Mentions: The level of protection provided by DNA vaccination with pNP, pM2, pNP+pM2 or vector plasmid was assessed for animal groups challenged with 100 LD50 of mouse-adapted H5N2 influenza virus. Vaccination with pNP resulted in 20% survival (Fig. 1). Protection data unequivocally suggested that in such experimental settings inclusion of pM2 into the immunization regimen is detrimental for protection (Fig. 1). Specifically, while the pM2-immunized group showed no effect on the dynamics of survival and disease similar to vector-immunized controls, the survival in pNP+pM2-immunized group was clearly impaired compared to immunization with pNP alone (Fig. 1) and this difference was statistically significant (p<0.05). There was no difference in viral titers between pNP and pNP+pM2 immunized groups, with the titer in the pM2-immunized group being somewhat lower (not shown).


Inhibition of influenza M2-induced cell death alleviates its negative contribution to vaccination efficiency.

Ilyinskii PO, Gambaryan AS, Meriin AB, Gabai V, Kartashov A, Thoidis G, Shneider AM - PLoS ONE (2008)

Survival of mice vaccinated with the combinations of pNP and pM2 after challenge with 100 LD50 of H5N2 influenza virus strain A/Mallard/Pennsylvania/10218/84.Animals were immunized and challenged as described in Materials and Methods.
© Copyright Policy
Related In: Results  -  Collection

Show All Figures
getmorefigures.php?uid=PMC2175529&req=5

pone-0001417-g001: Survival of mice vaccinated with the combinations of pNP and pM2 after challenge with 100 LD50 of H5N2 influenza virus strain A/Mallard/Pennsylvania/10218/84.Animals were immunized and challenged as described in Materials and Methods.
Mentions: The level of protection provided by DNA vaccination with pNP, pM2, pNP+pM2 or vector plasmid was assessed for animal groups challenged with 100 LD50 of mouse-adapted H5N2 influenza virus. Vaccination with pNP resulted in 20% survival (Fig. 1). Protection data unequivocally suggested that in such experimental settings inclusion of pM2 into the immunization regimen is detrimental for protection (Fig. 1). Specifically, while the pM2-immunized group showed no effect on the dynamics of survival and disease similar to vector-immunized controls, the survival in pNP+pM2-immunized group was clearly impaired compared to immunization with pNP alone (Fig. 1) and this difference was statistically significant (p<0.05). There was no difference in viral titers between pNP and pNP+pM2 immunized groups, with the titer in the pM2-immunized group being somewhat lower (not shown).

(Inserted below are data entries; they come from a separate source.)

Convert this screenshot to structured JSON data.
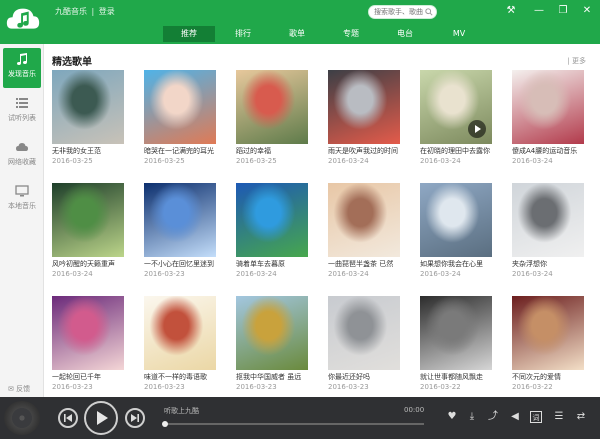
{
  "app": {
    "title": "九酷音乐",
    "separator": "|",
    "login": "登录"
  },
  "search": {
    "placeholder": "搜索歌手、歌曲"
  },
  "nav": {
    "tabs": [
      "推荐",
      "排行",
      "歌单",
      "专题",
      "电台",
      "MV"
    ],
    "active": 0
  },
  "sidebar": {
    "items": [
      {
        "label": "发现音乐",
        "icon": "music-note-icon",
        "active": true
      },
      {
        "label": "试听列表",
        "icon": "list-icon",
        "active": false
      },
      {
        "label": "网络收藏",
        "icon": "cloud-icon",
        "active": false
      },
      {
        "label": "本地音乐",
        "icon": "monitor-icon",
        "active": false
      }
    ],
    "feedback": "反馈"
  },
  "section": {
    "title": "精选歌单",
    "more": "更多"
  },
  "playlists": [
    {
      "title": "无非我的女王范",
      "date": "2016-03-25",
      "colors": [
        "#7ea7bd",
        "#3c5a52",
        "#c8c2b8"
      ]
    },
    {
      "title": "暗哭在一记满完的耳光",
      "date": "2016-03-25",
      "colors": [
        "#4fb3e8",
        "#f2d6c8",
        "#e07a55"
      ]
    },
    {
      "title": "蹈过的幸福",
      "date": "2016-03-25",
      "colors": [
        "#e7c89c",
        "#d85b4e",
        "#5e7b4a"
      ]
    },
    {
      "title": "雨天是吹声我过的时间",
      "date": "2016-03-24",
      "colors": [
        "#3c3f46",
        "#b9bcc2",
        "#e45b4a"
      ]
    },
    {
      "title": "在初晓的理田中去露你",
      "date": "2016-03-24",
      "colors": [
        "#c9d7ab",
        "#e9e2cf",
        "#7d8a5e"
      ]
    },
    {
      "title": "傻成A4腰的运动音乐",
      "date": "2016-03-24",
      "colors": [
        "#f4f0ee",
        "#d7bdb7",
        "#b23a4b"
      ]
    },
    {
      "title": "风吟初醒的天籁重声",
      "date": "2016-03-24",
      "colors": [
        "#1e3f2a",
        "#4f8e45",
        "#bcd58a"
      ]
    },
    {
      "title": "一不小心在回忆里迷到",
      "date": "2016-03-23",
      "colors": [
        "#0c2f6e",
        "#5a8fd8",
        "#c4defa"
      ]
    },
    {
      "title": "骑着单车去暮原",
      "date": "2016-03-24",
      "colors": [
        "#1d59b5",
        "#2f9bdf",
        "#47a74d"
      ]
    },
    {
      "title": "一曲琵琶半盏茶 已然",
      "date": "2016-03-24",
      "colors": [
        "#e8c7a6",
        "#a36e58",
        "#f2e9dd"
      ]
    },
    {
      "title": "如果想你我会在心里",
      "date": "2016-03-24",
      "colors": [
        "#8fa8c4",
        "#dfe7ee",
        "#5a6e80"
      ]
    },
    {
      "title": "夹杂浮想你",
      "date": "2016-03-24",
      "colors": [
        "#d0d5da",
        "#6b6e72",
        "#f0f0f0"
      ]
    },
    {
      "title": "一起轮回已千年",
      "date": "2016-03-23",
      "colors": [
        "#6b2a7a",
        "#d25b8d",
        "#f4d6d6"
      ]
    },
    {
      "title": "味道不一样的毒语歌",
      "date": "2016-03-23",
      "colors": [
        "#fbf7ee",
        "#c2513c",
        "#ebd7a5"
      ]
    },
    {
      "title": "抠我中华国威者 虽远",
      "date": "2016-03-23",
      "colors": [
        "#a3c7e0",
        "#c9a23c",
        "#6a8a3c"
      ]
    },
    {
      "title": "你最近还好吗",
      "date": "2016-03-23",
      "colors": [
        "#c8cbd0",
        "#8f9296",
        "#e1dfdc"
      ]
    },
    {
      "title": "就让世事都随风飘走",
      "date": "2016-03-22",
      "colors": [
        "#2c2c2c",
        "#7a7a7a",
        "#d6d6d6"
      ]
    },
    {
      "title": "不同次元的爱情",
      "date": "2016-03-22",
      "colors": [
        "#6b1e1e",
        "#c58f66",
        "#f3dfc7"
      ]
    }
  ],
  "player": {
    "now_playing": "听歌上九酷",
    "time": "00:00",
    "progress": 0
  }
}
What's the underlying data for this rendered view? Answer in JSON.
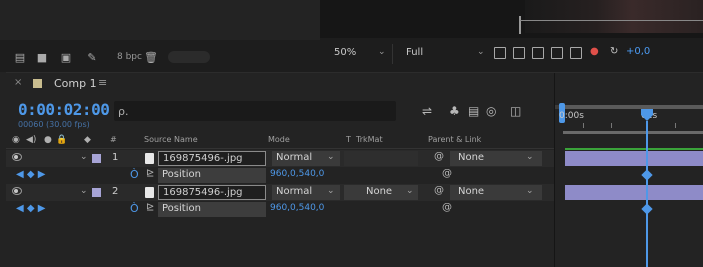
{
  "project_toolbar": {
    "bpc_label": "8 bpc"
  },
  "viewer_toolbar": {
    "zoom": "50%",
    "resolution": "Full",
    "exposure": "+0,0"
  },
  "timeline": {
    "tab_label": "Comp 1",
    "tab_menu": "≡",
    "timecode": "0:00:02:00",
    "fps": "00060 (30.00 fps)",
    "search_placeholder": "",
    "columns": {
      "num": "#",
      "source_name": "Source Name",
      "mode": "Mode",
      "t": "T",
      "trkmat": "TrkMat",
      "parent_link": "Parent & Link"
    },
    "layers": [
      {
        "num": "1",
        "name": "169875496-.jpg",
        "mode": "Normal",
        "trkmat": "",
        "parent": "None",
        "property": "Position",
        "value": "960,0,540,0"
      },
      {
        "num": "2",
        "name": "169875496-.jpg",
        "mode": "Normal",
        "trkmat": "None",
        "parent": "None",
        "property": "Position",
        "value": "960,0,540,0"
      }
    ],
    "ruler": {
      "start": "0:00s",
      "marker": "01s"
    }
  },
  "colors": {
    "accent": "#4e98e8",
    "layer_label": "#a7a4d6",
    "track_bar": "#8e8bc8",
    "comp_swatch": "#c9bd8f"
  }
}
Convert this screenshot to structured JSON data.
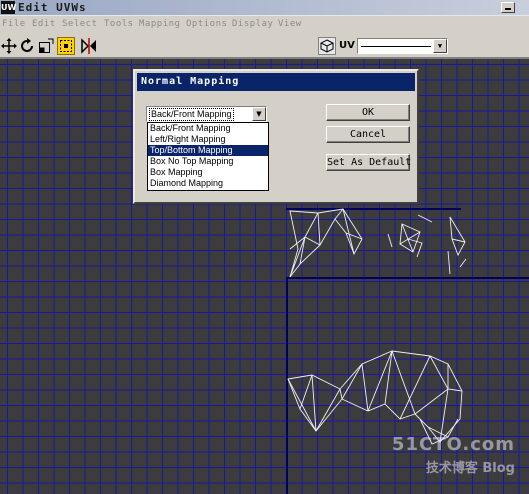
{
  "window": {
    "title": "Edit UVWs",
    "icon_text": "UW"
  },
  "menu": [
    "File",
    "Edit",
    "Select",
    "Tools",
    "Mapping",
    "Options",
    "Display",
    "View"
  ],
  "toolbar": {
    "tools": [
      "move-icon",
      "rotate-icon",
      "scale-icon",
      "pick-icon",
      "mirror-icon"
    ],
    "channel_label": "UV"
  },
  "watermark": {
    "site": "51CTO.com",
    "blog": "技术博客  Blog"
  },
  "dialog": {
    "title": "Normal Mapping",
    "selected_value": "Back/Front Mapping",
    "options": [
      "Back/Front Mapping",
      "Left/Right Mapping",
      "Top/Bottom Mapping",
      "Box No Top Mapping",
      "Box Mapping",
      "Diamond Mapping"
    ],
    "highlighted_option": "Top/Bottom Mapping",
    "ok_label": "OK",
    "cancel_label": "Cancel",
    "default_label": "Set As Default"
  },
  "colors": {
    "grid_line": "#1818a0",
    "viewport_bg": "#3c3c3c",
    "selection": "#0a246a",
    "active_tool": "#ffd200"
  }
}
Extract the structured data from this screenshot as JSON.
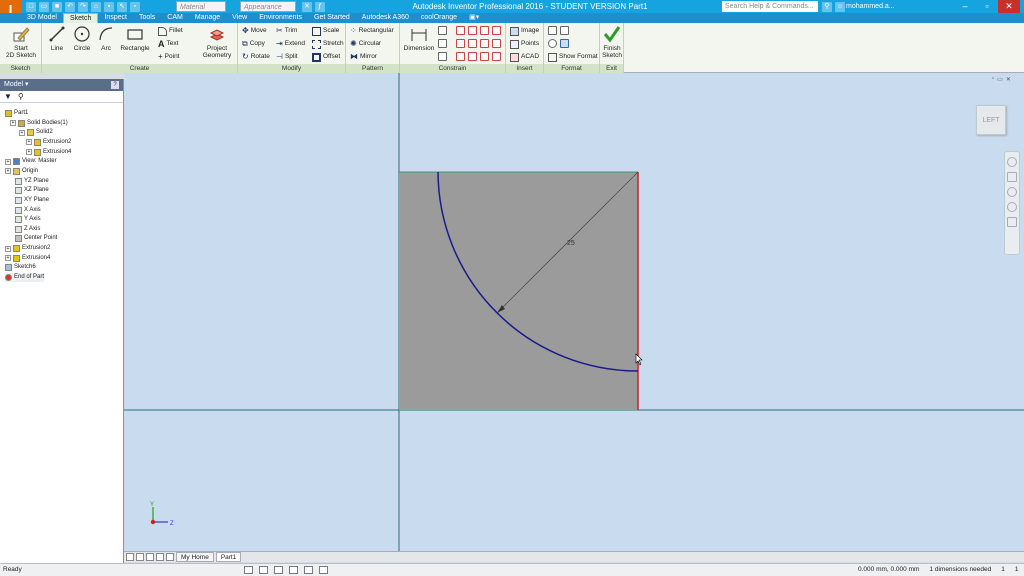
{
  "app": {
    "title": "Autodesk Inventor Professional 2016 - STUDENT VERSION    Part1",
    "logo_letter": "I",
    "logo_sub": "PRO",
    "material_placeholder": "Material",
    "appearance_placeholder": "Appearance",
    "search_placeholder": "Search Help & Commands...",
    "user": "mohammed.a...",
    "accent_color": "#16a4e0"
  },
  "tabs": [
    "3D Model",
    "Sketch",
    "Inspect",
    "Tools",
    "CAM",
    "Manage",
    "View",
    "Environments",
    "Get Started",
    "Autodesk A360",
    "coolOrange"
  ],
  "ribbon": {
    "sketch": {
      "start_line1": "Start",
      "start_line2": "2D Sketch",
      "title": "Sketch"
    },
    "create": {
      "line": "Line",
      "circle": "Circle",
      "arc": "Arc",
      "rectangle": "Rectangle",
      "fillet": "Fillet",
      "text": "Text",
      "point": "Point",
      "project_line1": "Project",
      "project_line2": "Geometry",
      "title": "Create"
    },
    "modify": {
      "move": "Move",
      "copy": "Copy",
      "rotate": "Rotate",
      "trim": "Trim",
      "extend": "Extend",
      "split": "Split",
      "scale": "Scale",
      "stretch": "Stretch",
      "offset": "Offset",
      "title": "Modify"
    },
    "pattern": {
      "rectangular": "Rectangular",
      "circular": "Circular",
      "mirror": "Mirror",
      "title": "Pattern"
    },
    "constrain": {
      "dimension": "Dimension",
      "title": "Constrain"
    },
    "insert": {
      "image": "Image",
      "points": "Points",
      "acad": "ACAD",
      "title": "Insert"
    },
    "format": {
      "show_format": "Show Format",
      "title": "Format"
    },
    "exit": {
      "finish_line1": "Finish",
      "finish_line2": "Sketch",
      "title": "Exit"
    }
  },
  "browser": {
    "title": "Model",
    "help": "?",
    "tree": [
      {
        "label": "Part1",
        "icon": "part-icon"
      },
      {
        "label": "Solid Bodies(1)",
        "icon": "solid-bodies-icon"
      },
      {
        "label": "Solid2",
        "icon": "solid-icon"
      },
      {
        "label": "Extrusion2",
        "icon": "extrusion-icon"
      },
      {
        "label": "Extrusion4",
        "icon": "extrusion-icon"
      },
      {
        "label": "View: Master",
        "icon": "view-icon"
      },
      {
        "label": "Origin",
        "icon": "folder-icon"
      },
      {
        "label": "YZ Plane",
        "icon": "plane-icon"
      },
      {
        "label": "XZ Plane",
        "icon": "plane-icon"
      },
      {
        "label": "XY Plane",
        "icon": "plane-icon"
      },
      {
        "label": "X Axis",
        "icon": "axis-icon"
      },
      {
        "label": "Y Axis",
        "icon": "axis-icon"
      },
      {
        "label": "Z Axis",
        "icon": "axis-icon"
      },
      {
        "label": "Center Point",
        "icon": "point-icon"
      },
      {
        "label": "Extrusion2",
        "icon": "extrusion-icon"
      },
      {
        "label": "Extrusion4",
        "icon": "extrusion-icon"
      },
      {
        "label": "Sketch6",
        "icon": "sketch-icon"
      },
      {
        "label": "End of Part",
        "icon": "end-of-part-icon"
      }
    ]
  },
  "canvas": {
    "viewcube_label": "LEFT",
    "dimension_value": "25",
    "triad_y": "Y",
    "triad_z": "Z",
    "background_color": "#c9dcef",
    "face_color": "#9b9b9b",
    "arc_color": "#1a1a8c",
    "edge_color": "#d0202a"
  },
  "doc_tabs": {
    "home": "My Home",
    "part": "Part1"
  },
  "status": {
    "left": "Ready",
    "coords": "0.000 mm, 0.000 mm",
    "dims_needed": "1 dimensions needed",
    "count1": "1",
    "count2": "1"
  }
}
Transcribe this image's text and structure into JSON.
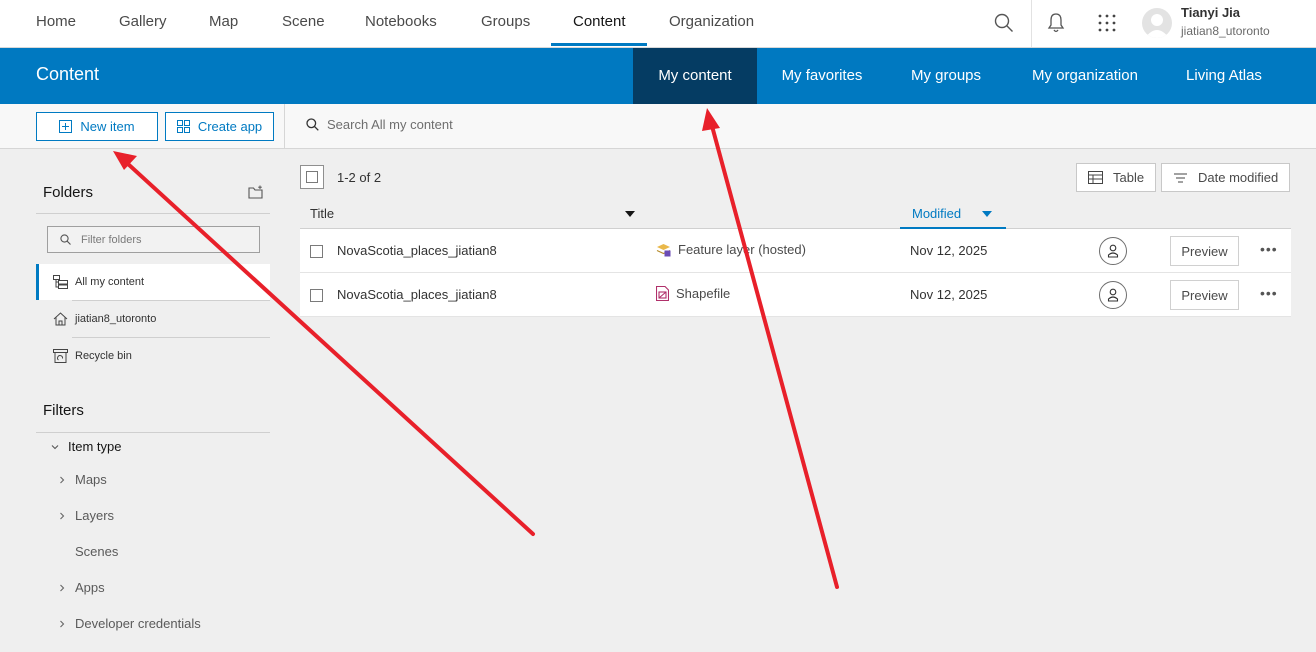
{
  "topnav": {
    "items": [
      "Home",
      "Gallery",
      "Map",
      "Scene",
      "Notebooks",
      "Groups",
      "Content",
      "Organization"
    ],
    "active": "Content"
  },
  "user": {
    "name": "Tianyi Jia",
    "username": "jiatian8_utoronto"
  },
  "header": {
    "title": "Content",
    "tabs": [
      "My content",
      "My favorites",
      "My groups",
      "My organization",
      "Living Atlas"
    ],
    "active_tab": "My content"
  },
  "toolbar": {
    "new_item": "New item",
    "create_app": "Create app",
    "search_placeholder": "Search All my content"
  },
  "sidebar": {
    "folders_title": "Folders",
    "filter_placeholder": "Filter folders",
    "folders": [
      "All my content",
      "jiatian8_utoronto",
      "Recycle bin"
    ],
    "filters_title": "Filters",
    "item_type_label": "Item type",
    "item_types": [
      "Maps",
      "Layers",
      "Scenes",
      "Apps",
      "Developer credentials"
    ]
  },
  "list": {
    "count": "1-2 of 2",
    "table_label": "Table",
    "sort_label": "Date modified",
    "columns": {
      "title": "Title",
      "modified": "Modified"
    },
    "rows": [
      {
        "title": "NovaScotia_places_jiatian8",
        "type": "Feature layer (hosted)",
        "modified": "Nov 12, 2025",
        "preview": "Preview"
      },
      {
        "title": "NovaScotia_places_jiatian8",
        "type": "Shapefile",
        "modified": "Nov 12, 2025",
        "preview": "Preview"
      }
    ]
  },
  "colors": {
    "brand_blue": "#0079c1",
    "active_tab": "#053c63",
    "annotation_red": "#e8202a"
  },
  "icons": [
    "search-icon",
    "bell-icon",
    "app-launcher-icon",
    "avatar",
    "plus-square-icon",
    "grid-icon",
    "new-folder-icon",
    "folder-tree-icon",
    "home-folder-icon",
    "recycle-bin-icon",
    "chevron-down-icon",
    "chevron-right-icon",
    "feature-layer-icon",
    "shapefile-icon",
    "user-share-icon",
    "more-icon",
    "table-icon",
    "sort-icon"
  ]
}
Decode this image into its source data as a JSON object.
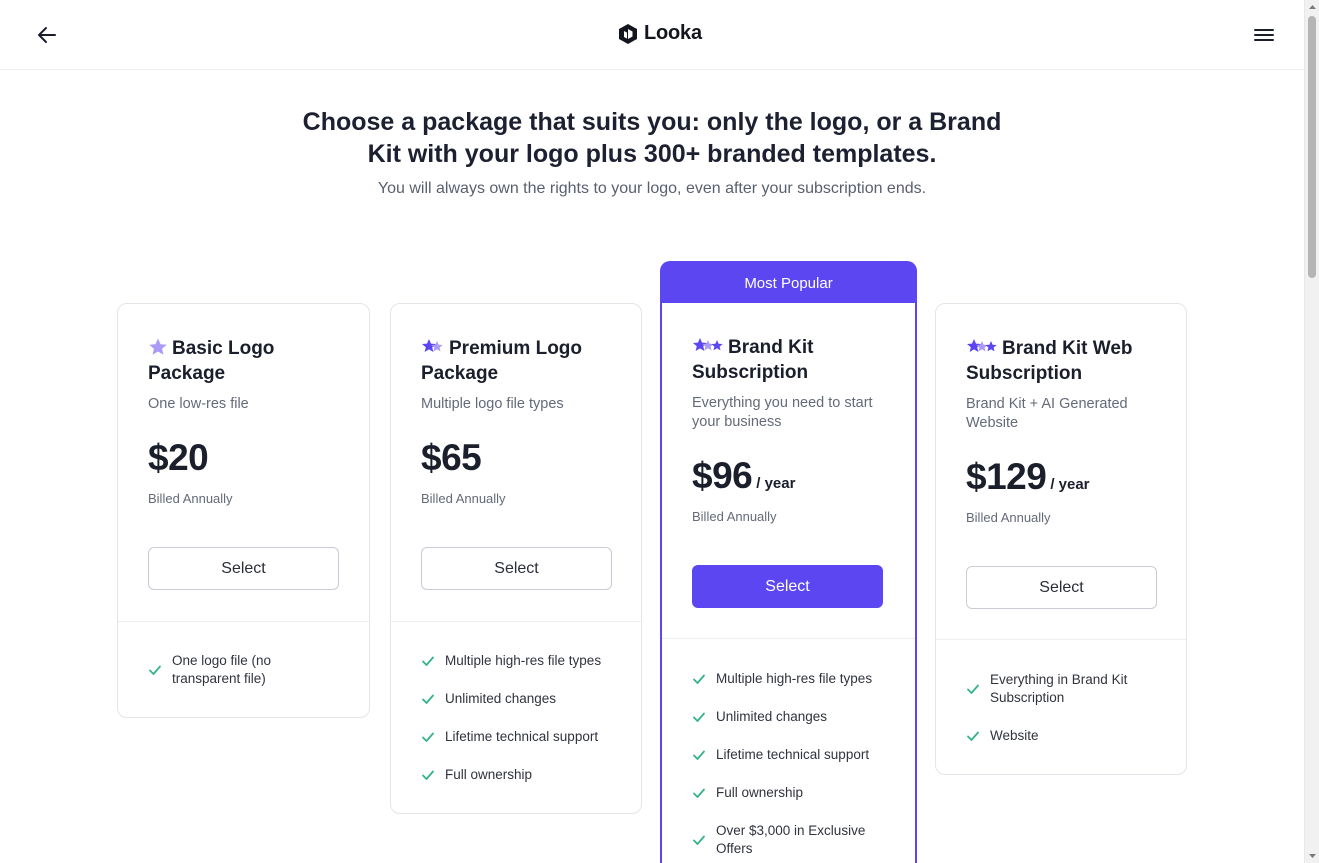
{
  "header": {
    "back_icon": "arrow-left-icon",
    "brand_name": "Looka",
    "menu_icon": "hamburger-menu-icon"
  },
  "hero": {
    "title_line1": "Choose a package that suits you: only the logo, or a Brand",
    "title_line2": "Kit with your logo plus 300+ branded templates.",
    "subtitle": "You will always own the rights to your logo, even after your subscription ends."
  },
  "colors": {
    "accent": "#5b46f2",
    "star_light": "#a99bf7",
    "check": "#34b38a"
  },
  "plans": [
    {
      "title_line1": "Basic Logo",
      "title_line2": "Package",
      "stars": 1,
      "desc_line1": "One low-res file",
      "desc_line2": "",
      "price": "$20",
      "period": "",
      "billed": "Billed Annually",
      "select_label": "Select",
      "features": [
        {
          "line1": "One logo file (no",
          "line2": "transparent file)"
        }
      ]
    },
    {
      "title_line1": "Premium Logo",
      "title_line2": "Package",
      "stars": 2,
      "desc_line1": "Multiple logo file types",
      "desc_line2": "",
      "price": "$65",
      "period": "",
      "billed": "Billed Annually",
      "select_label": "Select",
      "features": [
        {
          "line1": "Multiple high-res file types",
          "line2": ""
        },
        {
          "line1": "Unlimited changes",
          "line2": ""
        },
        {
          "line1": "Lifetime technical support",
          "line2": ""
        },
        {
          "line1": "Full ownership",
          "line2": ""
        }
      ]
    },
    {
      "badge": "Most Popular",
      "title_line1": "Brand Kit",
      "title_line2": "Subscription",
      "stars": 3,
      "desc_line1": "Everything you need to start",
      "desc_line2": "your business",
      "price": "$96",
      "period": "/ year",
      "billed": "Billed Annually",
      "select_label": "Select",
      "features": [
        {
          "line1": "Multiple high-res file types",
          "line2": ""
        },
        {
          "line1": "Unlimited changes",
          "line2": ""
        },
        {
          "line1": "Lifetime technical support",
          "line2": ""
        },
        {
          "line1": "Full ownership",
          "line2": ""
        },
        {
          "line1": "Over $3,000 in Exclusive",
          "line2": "Offers"
        }
      ]
    },
    {
      "title_line1": "Brand Kit Web",
      "title_line2": "Subscription",
      "stars": 3,
      "desc_line1": "Brand Kit + AI Generated",
      "desc_line2": "Website",
      "price": "$129",
      "period": "/ year",
      "billed": "Billed Annually",
      "select_label": "Select",
      "features": [
        {
          "line1": "Everything in Brand Kit",
          "line2": "Subscription"
        },
        {
          "line1": "Website",
          "line2": ""
        }
      ]
    }
  ]
}
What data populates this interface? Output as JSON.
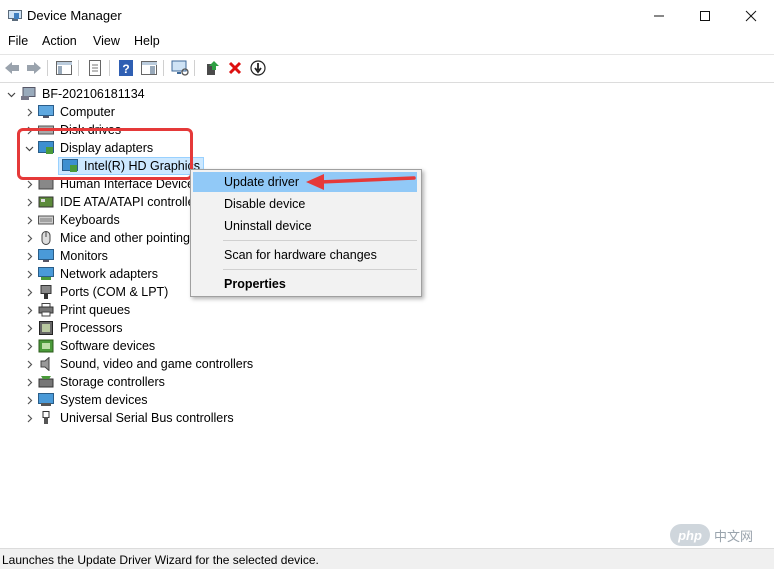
{
  "window": {
    "title": "Device Manager"
  },
  "menu": [
    "File",
    "Action",
    "View",
    "Help"
  ],
  "toolbar": {
    "icons": [
      "back-arrow-icon",
      "forward-arrow-icon",
      "show-hide-console-tree-icon",
      "properties-icon",
      "help-icon",
      "action-pane-icon",
      "scan-hardware-icon",
      "update-driver-icon",
      "uninstall-icon",
      "disable-device-icon"
    ]
  },
  "tree": {
    "root": "BF-202106181134",
    "items": [
      {
        "label": "Computer",
        "icon": "computer-icon"
      },
      {
        "label": "Disk drives",
        "icon": "disk-drive-icon"
      },
      {
        "label": "Display adapters",
        "icon": "display-adapter-icon",
        "expanded": true
      },
      {
        "label": "Intel(R) HD Graphics",
        "icon": "display-adapter-icon",
        "child": true,
        "selected": true
      },
      {
        "label": "Human Interface Device",
        "icon": "hid-icon"
      },
      {
        "label": "IDE ATA/ATAPI controller",
        "icon": "ide-controller-icon"
      },
      {
        "label": "Keyboards",
        "icon": "keyboard-icon"
      },
      {
        "label": "Mice and other pointing",
        "icon": "mouse-icon"
      },
      {
        "label": "Monitors",
        "icon": "monitor-icon"
      },
      {
        "label": "Network adapters",
        "icon": "network-adapter-icon"
      },
      {
        "label": "Ports (COM & LPT)",
        "icon": "port-icon"
      },
      {
        "label": "Print queues",
        "icon": "printer-icon"
      },
      {
        "label": "Processors",
        "icon": "processor-icon"
      },
      {
        "label": "Software devices",
        "icon": "software-device-icon"
      },
      {
        "label": "Sound, video and game controllers",
        "icon": "speaker-icon"
      },
      {
        "label": "Storage controllers",
        "icon": "storage-controller-icon"
      },
      {
        "label": "System devices",
        "icon": "system-device-icon"
      },
      {
        "label": "Universal Serial Bus controllers",
        "icon": "usb-icon"
      }
    ]
  },
  "context_menu": {
    "items": [
      "Update driver",
      "Disable device",
      "Uninstall device",
      "Scan for hardware changes",
      "Properties"
    ],
    "highlighted": "Update driver"
  },
  "status": {
    "text": "Launches the Update Driver Wizard for the selected device."
  },
  "watermark": {
    "logo": "php",
    "text": "中文网"
  },
  "colors": {
    "annotation": "#e53939",
    "highlight": "#91c9f7",
    "selection": "#cce8ff"
  }
}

Bottom Line: Both of these constructs provided statistically significant protection upon DNA vaccination, with construct NP-M1-M2-NS1 being the most effective.We conclude that incorporation of M2 into a vaccination regimen may be beneficial only when its apparent cytotoxicity-linked negative effects are neutralized.The possible significance of this data for influenza vaccination regimens and preparations is discussed.

View Article: PubMed Central - PubMed

Affiliation: Cure Lab, Canton, Massachusetts, United States of America. ilyinskii@curelab.com

ABSTRACT
The effectiveness of recombinant vaccines encoding full-length M2 protein of influenza virus or its ectodomain (M2e) have previously been tested in a number of models with varying degrees of success. Recently, we reported a strong cytotoxic effect exhibited by M2 on mammalian cells in vitro. Here we demonstrated a decrease in protection when M2 was added to a DNA vaccination regimen that included influenza NP. Furthermore, we have constructed several fusion proteins of conserved genes of influenza virus and tested their expression in vitro and protective potential in vivo. The four-partite NP-M1-M2-NS1 fusion antigen that has M2 sequence engineered in the middle part of the composite protein was shown to not be cytotoxic in vitro. A three-partite fusion protein (consisting of NP, M1 and NS1) was expressed much more efficiently than the four-partite protein. Both of these constructs provided statistically significant protection upon DNA vaccination, with construct NP-M1-M2-NS1 being the most effective. We conclude that incorporation of M2 into a vaccination regimen may be beneficial only when its apparent cytotoxicity-linked negative effects are neutralized. The possible significance of this data for influenza vaccination regimens and preparations is discussed.

Show MeSH
Related in: MedlinePlus